● WHAT YOU WILL DO
Locate the lines of the listing below that hold "expanded", then copy each of them.

● INFORMATION SHOWN
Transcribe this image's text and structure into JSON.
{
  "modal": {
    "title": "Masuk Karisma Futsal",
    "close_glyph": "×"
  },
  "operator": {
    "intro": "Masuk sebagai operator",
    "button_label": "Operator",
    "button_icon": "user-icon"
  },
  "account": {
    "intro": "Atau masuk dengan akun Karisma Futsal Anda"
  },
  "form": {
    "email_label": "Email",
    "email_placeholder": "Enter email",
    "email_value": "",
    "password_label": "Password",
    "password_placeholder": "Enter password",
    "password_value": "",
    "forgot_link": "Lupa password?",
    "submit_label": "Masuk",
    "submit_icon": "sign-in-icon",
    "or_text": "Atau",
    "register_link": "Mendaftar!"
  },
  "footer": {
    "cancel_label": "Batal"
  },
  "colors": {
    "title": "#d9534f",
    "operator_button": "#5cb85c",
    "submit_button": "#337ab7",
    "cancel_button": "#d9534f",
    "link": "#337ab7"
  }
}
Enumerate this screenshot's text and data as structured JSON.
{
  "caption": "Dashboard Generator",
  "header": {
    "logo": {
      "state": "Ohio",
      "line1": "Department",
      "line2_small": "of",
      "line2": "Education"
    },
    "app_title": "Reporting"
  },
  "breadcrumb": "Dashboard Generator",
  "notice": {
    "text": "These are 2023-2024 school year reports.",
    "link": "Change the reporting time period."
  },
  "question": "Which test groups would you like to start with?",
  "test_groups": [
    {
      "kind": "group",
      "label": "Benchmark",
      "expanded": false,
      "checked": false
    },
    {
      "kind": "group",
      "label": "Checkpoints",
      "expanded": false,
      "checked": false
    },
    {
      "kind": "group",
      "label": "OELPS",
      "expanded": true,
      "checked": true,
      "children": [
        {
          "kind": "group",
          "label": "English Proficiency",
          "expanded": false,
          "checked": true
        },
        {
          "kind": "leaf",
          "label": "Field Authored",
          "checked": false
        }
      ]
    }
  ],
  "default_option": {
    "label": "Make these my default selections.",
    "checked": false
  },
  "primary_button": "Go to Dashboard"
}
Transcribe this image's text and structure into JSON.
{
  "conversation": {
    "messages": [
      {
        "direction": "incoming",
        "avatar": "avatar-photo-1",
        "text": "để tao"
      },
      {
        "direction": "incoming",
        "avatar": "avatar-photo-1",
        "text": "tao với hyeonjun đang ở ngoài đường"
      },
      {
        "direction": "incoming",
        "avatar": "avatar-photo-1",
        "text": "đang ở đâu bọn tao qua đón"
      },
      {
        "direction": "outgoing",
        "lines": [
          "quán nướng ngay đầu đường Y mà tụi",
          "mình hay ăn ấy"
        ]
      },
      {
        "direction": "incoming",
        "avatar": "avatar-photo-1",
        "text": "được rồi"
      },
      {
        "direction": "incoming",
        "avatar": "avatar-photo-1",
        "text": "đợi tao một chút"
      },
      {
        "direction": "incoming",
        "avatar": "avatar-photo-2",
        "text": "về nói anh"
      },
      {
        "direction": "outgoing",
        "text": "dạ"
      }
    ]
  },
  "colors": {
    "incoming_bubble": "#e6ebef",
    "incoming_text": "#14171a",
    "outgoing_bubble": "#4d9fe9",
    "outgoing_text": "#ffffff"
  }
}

● SOLUTION TO THIS TASK
      "expanded": false,
      "expanded": false,
      "expanded": true,
          "expanded": false,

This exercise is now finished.